A: Start early! As I discussed earlier, KB Home looks at efficient plumbing during the initial design stages, which gives you more flexibility to meet WaterSense's hot water requirement. WaterSense's Guide for Efficient Hot Water Delivery Systems lists different paths to meet the WaterSense criteria for hot water delivery. It's a great starting point for evaluating a builder's best options to meet WaterSense's minimum requirements for hot water delivery. To ensure a successful outcome, it's best to check on the hot water delivery throughout the different stages of homebuilding, starting with the design stage.
Share the Savings: Promote Your WaterSense Labeled Homes on Social Media
Combine our new infographic with these sample social media posts to help customers warm up to the water-saving benefits of WaterSense labeled new homes' efficient hot water delivery systems.
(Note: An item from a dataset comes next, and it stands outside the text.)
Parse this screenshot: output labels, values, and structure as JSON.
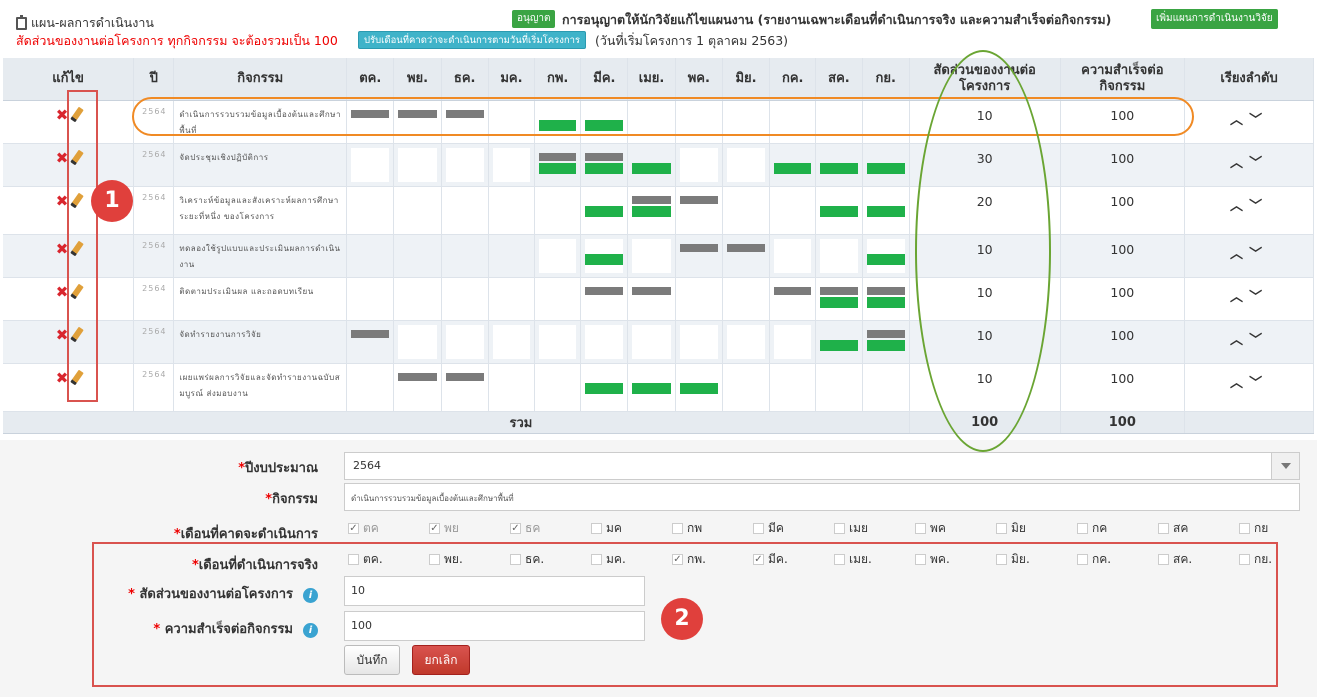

- Shivery start to your shower? Our @EPAwatersense labeled new homes deliver hot water efficiently with less water, time, and energy.
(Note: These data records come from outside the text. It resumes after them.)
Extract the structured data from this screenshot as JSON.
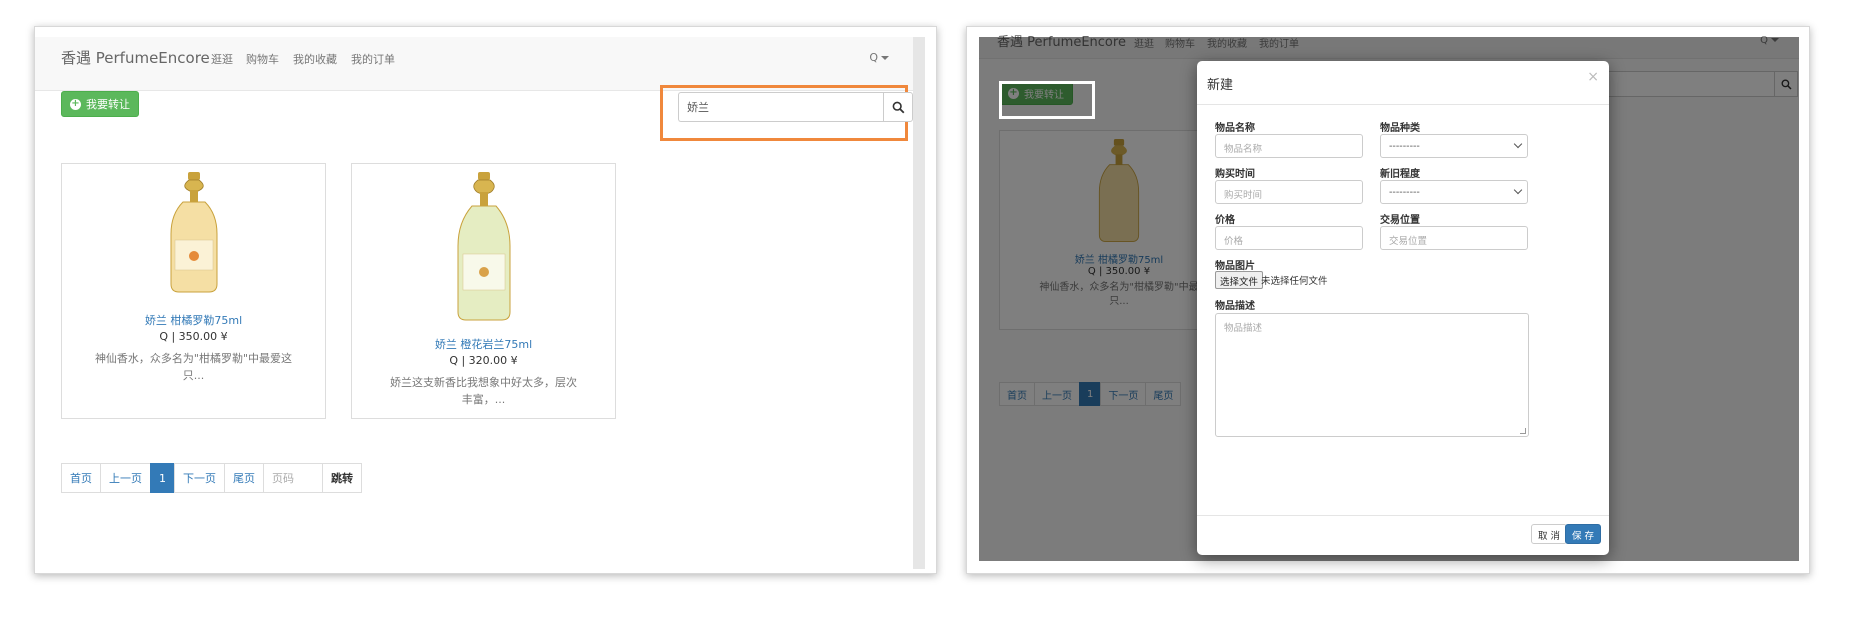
{
  "left": {
    "nav": {
      "brand": "香遇 PerfumeEncore",
      "items": [
        "逛逛",
        "购物车",
        "我的收藏",
        "我的订单"
      ],
      "user": "Q"
    },
    "sell_button": "我要转让",
    "search": {
      "value": "娇兰"
    },
    "products": [
      {
        "name": "娇兰 柑橘罗勒75ml",
        "price": "Q | 350.00 ¥",
        "desc_line1": "神仙香水，众多名为\"柑橘罗勒\"中最爱这",
        "desc_line2": "只..."
      },
      {
        "name": "娇兰 橙花岩兰75ml",
        "price": "Q | 320.00 ¥",
        "desc_line1": "娇兰这支新香比我想象中好太多，层次",
        "desc_line2": "丰富，..."
      }
    ],
    "pagination": {
      "first": "首页",
      "prev": "上一页",
      "current": "1",
      "next": "下一页",
      "last": "尾页",
      "page_input_placeholder": "页码",
      "go": "跳转"
    }
  },
  "right": {
    "background": {
      "brand": "香遇 PerfumeEncore",
      "nav_items": [
        "逛逛",
        "购物车",
        "我的收藏",
        "我的订单"
      ],
      "user": "Q",
      "sell_button": "我要转让",
      "product": {
        "name": "娇兰 柑橘罗勒75ml",
        "price": "Q | 350.00 ¥",
        "desc_line1": "神仙香水，众多名为\"柑橘罗勒\"中最",
        "desc_line2": "只..."
      },
      "pagination": [
        "首页",
        "上一页",
        "1",
        "下一页",
        "尾页"
      ]
    },
    "modal": {
      "title": "新建",
      "close": "×",
      "fields": {
        "name_label": "物品名称",
        "name_placeholder": "物品名称",
        "category_label": "物品种类",
        "category_value": "---------",
        "purchase_time_label": "购买时间",
        "purchase_time_placeholder": "购买时间",
        "condition_label": "新旧程度",
        "condition_value": "---------",
        "price_label": "价格",
        "price_placeholder": "价格",
        "location_label": "交易位置",
        "location_placeholder": "交易位置",
        "image_label": "物品图片",
        "file_button": "选择文件",
        "file_status": "未选择任何文件",
        "description_label": "物品描述",
        "description_placeholder": "物品描述"
      },
      "cancel": "取 消",
      "save": "保 存"
    }
  },
  "colors": {
    "success": "#5cb85c",
    "primary": "#337ab7",
    "highlight_orange": "#f0883c",
    "highlight_white": "#ffffff"
  }
}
- The average household wastes 3,650 gallons+ per year waiting for hot water. Our homes meet @EPAwatersense criteria so you're sure to save.
- Quit waiting for your shower to get hot! We build @EPAwatersense labeled homes with efficient hot water delivery.
- Shiver me timbers no more! Hop into a hot shower in our @EPAwatersense labeled homes & save $, water, time, & energy.
What were you doing this morning while you waited for your shower water to heat up? Shivering? Maybe thinking about all the water, energy, and money running down the drain? Studies show that the average home wastes more than 3,650 gallons of water per year waiting for hot water to reach the tap. Saving you both drops and watts, WaterSense labeled new homes are built to meet EPA's criteria for hot water delivery. These efficient hot water distribution systems deliver hot water without the wait so you can start feeling the heat a lot faster.
Learn more at www.epa.gov/watersense/new_homes/ and contact us at [insert your company/contact information] to cut the shower wait and waste in your next home.
Calendar of Events
March 26, 2014: "Understanding the WaterSense Labeled Home" Symposium (Dallas, Texas)
Texas A&M AgriLife Research and Extension Center-Dallas has partnered with EPA Region 6 and WaterSense to host a symposium for builders, municipalities, city council members, city code enforcement professionals, city planners, and landscape architects on understanding the nuances of building and supporting WaterSense labeled new homes in your community. This symposium will increase awareness of the WaterSense New Homes program and other voluntary partnership programs to promote the building of water-efficient homes in North Texas that are in harmony with other green home energy-saving efforts. Registerfor the symposium to attend and find out more.
March 30 – April 2, 2014: American Water Works Association Sustainable Water Management Conference (Denver, Colorado)
WaterSense representatives will present the latest news and information on WaterSense labeled new homes. Registerfor the conference to attend and find out more.
April 25, 2014: Q1 2014 WaterSense Quarterly Reporting Deadline
Make sure your licensed certification providers report to WaterSense on any of your homes that earned the WaterSense label during the first quarter of 2014. The Q1 2014 reporting deadline is Friday, April 25.